How to paint like Picasso (Cubism)?

One day I was curious about abstract art and how an artist goes about making abstract art?  I can view and examine many famous contemporary artists and their images of abstract art, but that does not reveal to me how it was made.

HOW to make abstract art! 

Maybe that’s not the right question.  So I decided to learn and research famous contemporary abstract artists, find out how they progressed into their abstract movement and learn about their art career.  I made close friends on YouTube learning all there is about my favorite artists and their growth into the abstraction.  Then I wandered upon the famous museum of modern art, also known as MOMA.

 Wow, lots of stuff there!   Check it out

I spent many days watching the numerous videos at MOMA.  One in particular was about how to paint like Picasso (in the style of cubism).  Picasso’s approach to cubism tends to push and pull space with geometric shapes.

A side note:  Picasso wasn’t the father of cubism.  A french painter, George Braque, developed cubism.  Although Picasso was a friend and rival of Braque, they were both inspired by Paul Cezanne.

Both were experienced artists, why did they both change momentum in their art career?  Was it that photography was introduced in the beginning of the 19 century? 

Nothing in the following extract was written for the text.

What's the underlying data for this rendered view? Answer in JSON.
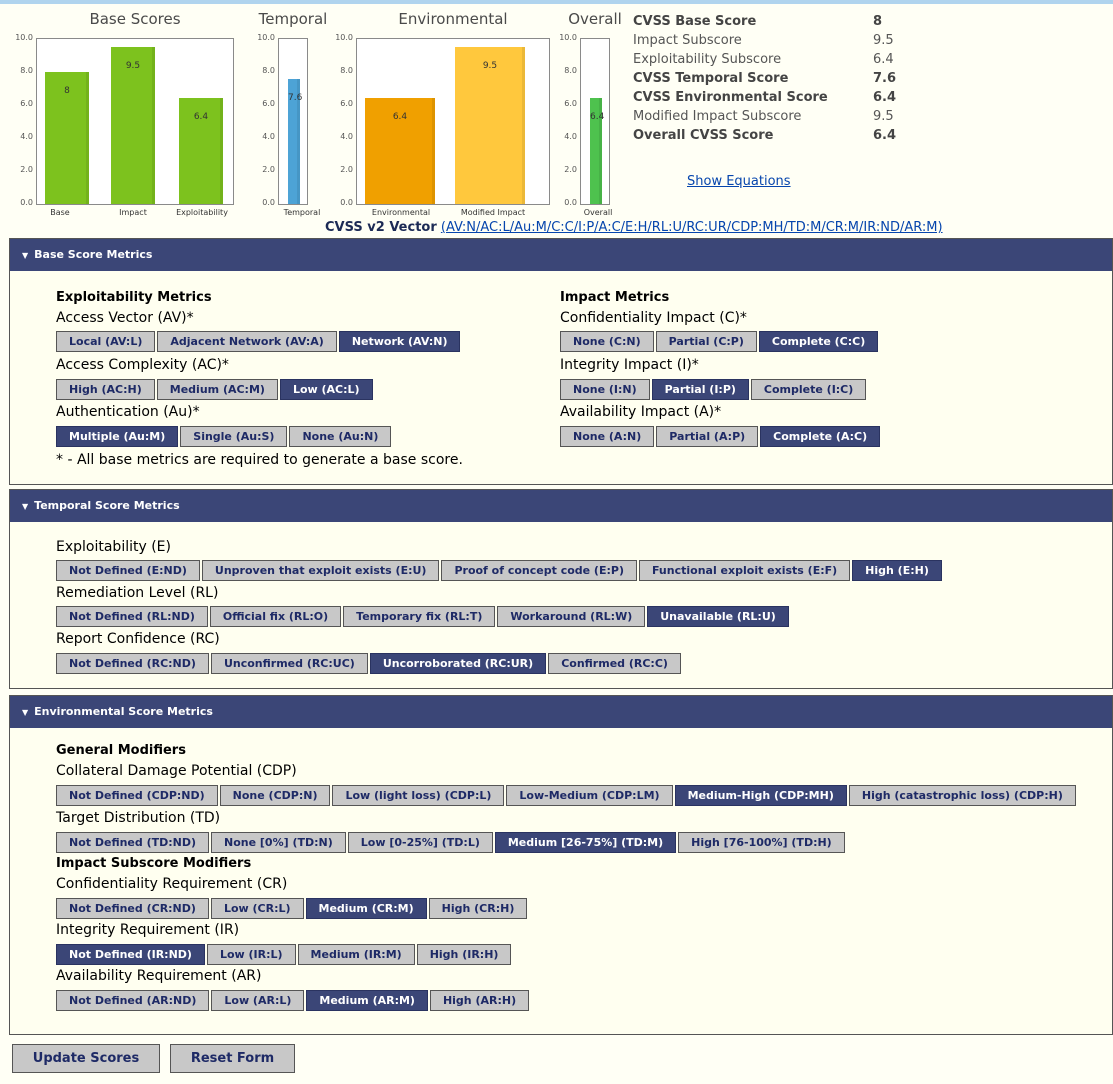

Did they feel there was a need to change realism painting  due to photography?  

After watching this video from MOMA I am getting closer to my answer.   Here is a link to a 33 minute video.

Researching Picasso, cubism and watching this video, I was excited to play and to produce a painting.   

My studio cubism oil painting

These are my steps to an 8×10 painting titled “My Studio”

STEP 1:  Prepare the still life.  For my still life I found objects in my studio, cans of turpentine, brushes, paint tubes, fabric for drapery.  These are the images of my still life that I started with.  Cubism reveals many views of the still life subject, model or landscape and incorporates it into one 2 dimensional painting.  The key is breaking the boundaries of light and shadow and the push and pull of space.

STEP 2:  Start by drawing my still life from 3 or more different perspectives or views.  Spending only a minute or so with each view.  Just draw what comes into your vision that fascinates you.  Make geometric shapes or lines that are not necessarily connected.

Step 3:  Go back to each perspective and place shading on items or your shapes from each perspective.  Obviously each prospective has the light source  in a different place.

Step 4:  Set your palate with cubist color (white, black, raw umber, ochre, naples yellow, cobalt blue, dull green and cad red) a few cool hues, colors that push back and warm hues that move forward.  Mix a light color with a dirty turpentine to thin it out and place it in the light areas.  I used white, instead of naples yellow in the video since I used an ochre imprima background.

Step 5:  Reinforce the lines that I want to keep with black.  Add some new lines to make the painting attractive and incorporate some color and value of the objects; painting with a staccato “choppy” brushwork.  The process engulfed me in that I didn’t work totally horizontally in brush work with the painting.  Instead I chose each image as it was and followed its shape.  This is an artist’s prerogative and went with my imagination.  

Step 6:  At this point, I am not looking at the still life for impressions, I am working off my painting and how it can be perfected.  I added color in appropriate places, giving it an appealing quality.  I continually  reinforced my lines to make them sharp and prominent.

Step 7: Now I want to concentrate on my composition as a still life on my canvas.  By pulling some images forward and others in the background further back, I do this by lightening the foreground of the cloth and darkening the background behind the still life shapes.  I need to reinforce my lines again and correct any work on the still life or the focal point of my painting.  I got tired of reinforcing my lines, but it has to be done.

Step 8: Braque and Picasso, both blurred the sides of their paintings and didn’t leave the sharp lines intact.  Therefore, by wiping the edges with a turpentine cloth, I blurred the edges delicately to give the final version of “My Studio”, and sign my painting.

My studio cubism oil painting

Evidently I did not paint like a cubist, but I like what I did.  How did you like it? 

How are you going to paint like Picasso or Braque?